Most of the speeches had to do with goal setting. Now to be honest, I’m naturally a go-getter, so I generally prefer when speakers discuss the nuances of program design or the best ways to mobilize the thoracic spine (read: GEEKY STUFF), but I still enjoyed the lectures. During one of the speeches, Todd Durkin, founder of Fitness Quest 10 in San Diego, said something that really hit home with me:
“The way you train is the way you live.”
Or actually it might have been “the way you live is the way you train.” Either way it was definitely a light bulb moment for me.
You can tell a lot about someone by watching the way they train. Most people tend to train either too conservatively or too recklessly. Walk into any gym and a vast majority of trainees will either be sandbagging it and reading a newspaper between sets of machine leg curls, or sweating and panting while doing situps that look strikingly similar to an epileptic fit.
Now let’s be clear about one thing: I’m not judging any of these people. I’m CERTAIN I’ve been on both sides of this equation over the course of my training career. This isn’t to say these people suck, it’s simply to say we tend to train the way we live our lives.
And just as I don’t think there’s an optimal way to live life, I don’t think there’s necessarily an optimal way to train. Each person has to decide their own balance of passion and technique. Of heart and brains. Of stimulation and restoration. Perhaps the most important thing to do is just to have some self-awareness and realize that most of us fall to one side of the equation and would probably be most benefited by working towards the side of the coin we don’t naturally gravitate towards (mixed metaphor in the hizOUSE!). Charlie Weingroff said it best:
“Yogis need to be powerlifters and powerlifters need to be yogis.”
That’s like a fucking zen koan. It’s beautiful and painful in its simplicity and truth.
In many realms of life, you’ll get the most mileage by getting really good at your strengths and outsourcing your weaknesses. I think your body is an exception. (I think your mind is an exception too, but I’ll spare you and not go there right now.) You can’t outsource your mobility deficiencies to an executive assistant like you would with your subpar organizational skills. You can’t hire a friend with good taste to give you the stability to do a proper pushup the way I ask my friend Cody Smith to help me figure out how to set up the tchotchkes in my bedroom.

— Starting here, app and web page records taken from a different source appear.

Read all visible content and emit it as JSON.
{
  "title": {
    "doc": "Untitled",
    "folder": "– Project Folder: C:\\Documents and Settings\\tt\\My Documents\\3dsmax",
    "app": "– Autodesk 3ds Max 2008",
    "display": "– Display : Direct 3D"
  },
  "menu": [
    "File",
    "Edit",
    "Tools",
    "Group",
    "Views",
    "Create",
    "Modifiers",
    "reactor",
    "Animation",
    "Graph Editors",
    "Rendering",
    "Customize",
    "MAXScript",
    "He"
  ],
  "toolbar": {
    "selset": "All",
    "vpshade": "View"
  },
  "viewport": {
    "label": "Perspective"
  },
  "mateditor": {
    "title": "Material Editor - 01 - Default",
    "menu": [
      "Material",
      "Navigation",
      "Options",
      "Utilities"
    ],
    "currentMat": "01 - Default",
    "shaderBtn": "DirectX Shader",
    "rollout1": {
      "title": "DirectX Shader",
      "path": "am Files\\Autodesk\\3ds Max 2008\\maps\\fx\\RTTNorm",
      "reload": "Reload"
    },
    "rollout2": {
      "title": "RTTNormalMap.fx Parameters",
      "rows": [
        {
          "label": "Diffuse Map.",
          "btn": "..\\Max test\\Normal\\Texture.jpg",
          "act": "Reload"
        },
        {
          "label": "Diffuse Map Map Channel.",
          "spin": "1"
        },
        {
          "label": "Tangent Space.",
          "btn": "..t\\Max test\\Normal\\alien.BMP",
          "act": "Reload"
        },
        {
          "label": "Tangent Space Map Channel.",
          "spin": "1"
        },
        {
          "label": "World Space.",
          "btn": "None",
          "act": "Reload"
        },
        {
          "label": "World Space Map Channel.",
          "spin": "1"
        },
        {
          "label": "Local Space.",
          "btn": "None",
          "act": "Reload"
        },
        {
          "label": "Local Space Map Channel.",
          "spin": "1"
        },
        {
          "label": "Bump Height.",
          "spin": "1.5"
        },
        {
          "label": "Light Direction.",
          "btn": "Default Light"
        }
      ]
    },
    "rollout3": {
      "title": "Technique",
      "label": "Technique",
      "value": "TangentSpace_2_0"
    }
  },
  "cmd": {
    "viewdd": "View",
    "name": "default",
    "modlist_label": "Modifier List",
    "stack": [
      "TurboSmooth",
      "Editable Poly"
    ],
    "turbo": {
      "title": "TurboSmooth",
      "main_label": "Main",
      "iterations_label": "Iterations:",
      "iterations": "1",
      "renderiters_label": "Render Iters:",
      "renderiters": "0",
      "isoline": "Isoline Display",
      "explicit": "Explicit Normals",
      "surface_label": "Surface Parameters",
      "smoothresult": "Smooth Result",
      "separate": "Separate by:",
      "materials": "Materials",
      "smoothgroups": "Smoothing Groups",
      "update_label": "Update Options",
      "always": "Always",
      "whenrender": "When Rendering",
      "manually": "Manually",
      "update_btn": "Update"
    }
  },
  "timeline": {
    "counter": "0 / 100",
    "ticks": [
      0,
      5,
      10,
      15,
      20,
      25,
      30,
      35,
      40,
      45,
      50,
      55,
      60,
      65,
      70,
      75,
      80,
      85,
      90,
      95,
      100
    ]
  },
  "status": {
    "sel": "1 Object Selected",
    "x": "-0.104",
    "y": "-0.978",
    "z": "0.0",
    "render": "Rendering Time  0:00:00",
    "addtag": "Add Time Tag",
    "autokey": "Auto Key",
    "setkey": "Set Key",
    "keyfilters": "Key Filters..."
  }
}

And just as we have physical strengths and weaknesses, our natural training (and living) styles have both pros and cons. If we train with heart, but do so without respect for technique or sensible loads, our bodies break down under the wear and tear. If we train meekly (or not at all), we may never get injured or banged up, but we also never provide the necessary stimulus to create the desired result, and we never change our bodies.
Yes, by all means take advantage of your strengths. One of the joys of being a human is doing the things we have a natural aptitude for. But be aware that your body will be very appreciative of the time you take to shore up your personal weaknesses. If you know you tend to take it too easy, maybe you need to hit it a little harder. If you know your ego sometimes overrides your brain, perhaps you should take a step back and consider using less weight in your squats (and actually squatting to depth would be cool, too). If you really want to rock a life of health and hotness, if you truly want to live the dream…
“The cave you fear to enter holds the treasure you seek.” -Joseph Campbell
Life is short. Train smart but train hard but train smart but train hard.